Once all these prerequisites have been fulfilled, the approach to the main topic of the project can be concluded.
The evaluation as well as investigations into the island terrain and population growth will leave this author in a position to plan necessary modifications to the current telecommunication infrastructure and choose appropriate technologies to expand telecommunication services to the rest of the island and rural communities.
The culmination of the project will be the modernization and design of appropriate telecommunication infrastructure that will benefit the living standards of the citizens of Sri Lanka.
- Detailed designs and appropriate technologies to modernize current telecommunication infrastructure to help alleviate the living standards of citizens of Sri Lanka.
- Estimation of population growth patterns and subsequent telecommunication expansion plans that are needed to accommodate future loads.
- An overview of variety of services that can be introduced to the population with the modernization of the telecommunication infrastructure.
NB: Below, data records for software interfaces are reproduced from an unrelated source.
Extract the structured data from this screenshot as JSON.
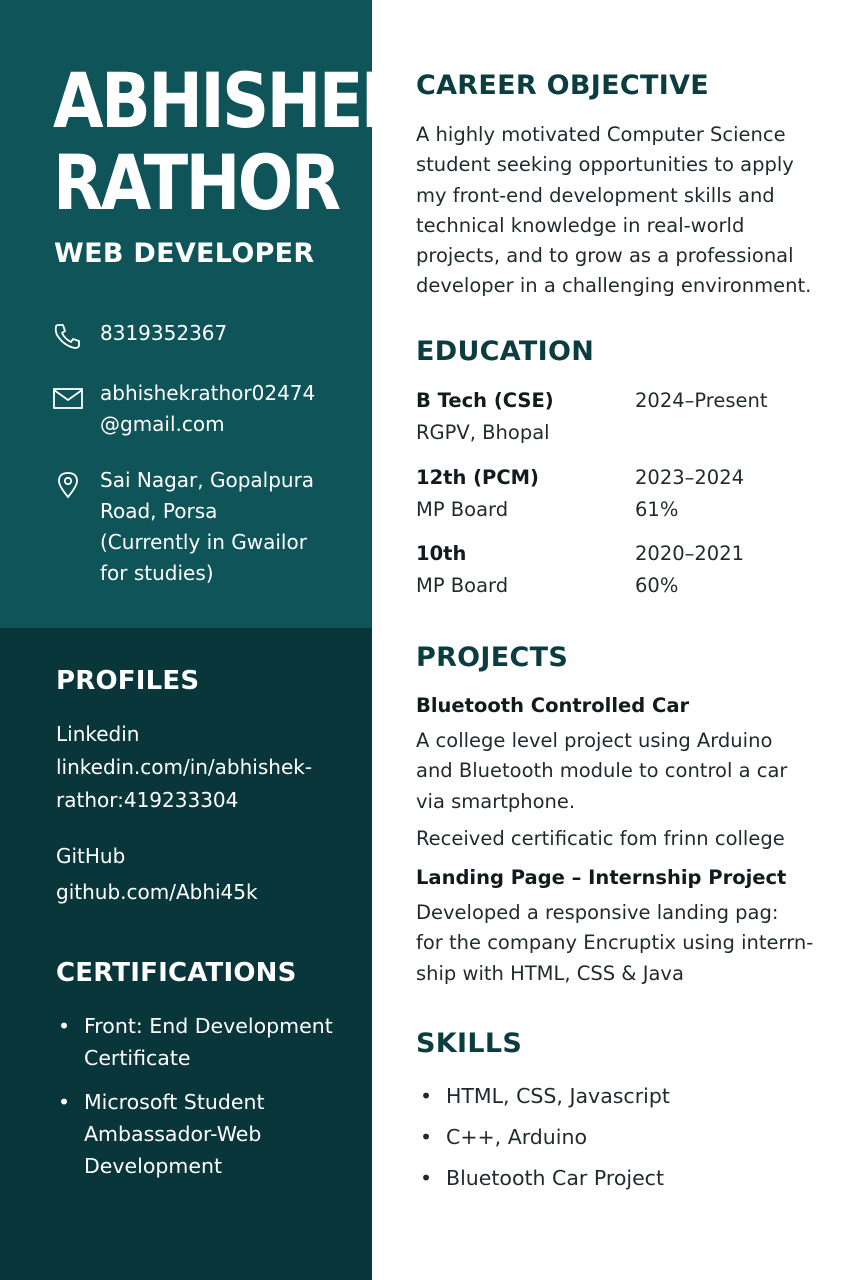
{
  "header": {
    "name_line1": "ABHISHEK",
    "name_line2": "RATHOR",
    "role": "WEB DEVELOPER"
  },
  "contact": {
    "phone": "8319352367",
    "email_line1": "abhishekrathor02474",
    "email_line2": "@gmail.com",
    "address_lines": [
      "Sai Nagar, Gopalpura",
      "Road, Porsa",
      "(Currently in Gwailor",
      "for studies)"
    ],
    "icons": [
      "phone-icon",
      "mail-icon",
      "location-pin-icon"
    ]
  },
  "profiles": {
    "heading": "PROFILES",
    "linkedin_label": "Linkedin",
    "linkedin_line1": "linkedin.com/in/abhishek-",
    "linkedin_line2": "rathor:419233304",
    "github_label": "GitHub",
    "github_url": "github.com/Abhi45k"
  },
  "certifications": {
    "heading": "CERTIFICATIONS",
    "items": [
      {
        "line1": "Front: End Development",
        "line2": "Certificate"
      },
      {
        "line1": "Microsoft Student",
        "line2": "Ambassador-Web",
        "line3": "Development"
      }
    ]
  },
  "objective": {
    "heading": "CAREER OBJECTIVE",
    "lines": [
      "A highly motivated Computer Science",
      "student seeking opportunities to apply",
      "my front-end development skills and",
      "technical knowledge in real-world",
      "projects, and to grow as a professional",
      "developer in a challenging environment."
    ]
  },
  "education": {
    "heading": "EDUCATION",
    "entries": [
      {
        "degree": "B Tech (CSE)",
        "institution": "RGPV, Bhopal",
        "years": "2024–Present",
        "score": ""
      },
      {
        "degree": "12th (PCM)",
        "institution": "MP Board",
        "years": "2023–2024",
        "score": "61%"
      },
      {
        "degree": "10th",
        "institution": "MP Board",
        "years": "2020–2021",
        "score": "60%"
      }
    ]
  },
  "projects": {
    "heading": "PROJECTS",
    "items": [
      {
        "title": "Bluetooth Controlled Car",
        "lines": [
          "A college level project using Arduino",
          "and Bluetooth module to control a car",
          "via smartphone."
        ],
        "note": "Received certificatic fom frinn college"
      },
      {
        "title": "Landing Page – Internship Project",
        "lines": [
          "Developed a responsive landing pag:",
          "for the company Encruptix using interrn-",
          "ship with HTML, CSS & Java"
        ]
      }
    ]
  },
  "skills": {
    "heading": "SKILLS",
    "items": [
      "HTML, CSS, Javascript",
      "C++, Arduino",
      "Bluetooth Car  Project"
    ]
  },
  "colors": {
    "sidebar_top": "#0e5458",
    "sidebar_bottom": "#08363b",
    "heading_text": "#0b3c40",
    "body_text": "#1f2a2c"
  }
}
- Focus on financially feasible technologies and telecommunication solutions so that unnecessary spending and wastage can be curbed.
- Project's main focus must be maintained on telecommunication infrastructure modernization.
- Loss of data and information: Perform timely backups and make copies on different storage media so that there is a backup copy of the project documents at anytime.
- Delaying of requested data: If the need arises to contact any third parties in order to obtain information on telecommunication infrastructure and development, send requests well ahead of due dates so that there is enough time for re-requests or find necessary information through other means.
Work breakdown structure
- Samarajiva, R. Zainudeen, A. (2008) ICT Infrastructure in Emerging Asia:Policy and Regulatory Roadblocks, SAGE Publications: India
- Sri Lanka Telecom the communication powerhouse, [Online], n.d. Available:www.slt.lk/data/investor/pdf/lanka_securities_report.pdf [accessed 07 December 2009].
- Your guide to Sri Lanka, [Online], n.d. Avaliable:www.chamber.lk [accessed 05 December 2009]
- Christie Alwis B.Sc (Eng)Hons(SL), FIE(SL), MIEE, CEng(Lond) (2009) Sri Lanka Connectivity, in, Optical Fiber Lectures of University of Sabaragamuwa 2009, pp.05-12. [Online], Available:www.christiealwis.com [accessed 09 December 2009]
- Sri GSM Coverage Maps, [Online], n.d. Available: http://www.gsmworld.com/ROAMING/GSMINFO/cou_lk.shtml [accessed 16 December 2009]
- Liangchi Hsu Cheng, M.W. Niva, I. (2003) 'Evolution towards simultaneous high-speed packet data and voice services: an overview of cdma2000 1EV-DV', in, Telecommunications, 2003. ICT 2003. 10th International Conference, IEEE, pp. 1313 - 1317 vol.2
- The Central Bank of Sri Lanka (2008), Annual Report 2008, SPC:Colombo
- Vidyaratne, D.B.P.S (2008), 'New poverty statistics/indicators based on Household Income and Expenditue Survey 2006/2007', Surprises in Poverty Indicators http://www.cepa.lk/resource/pub_full.php?id=127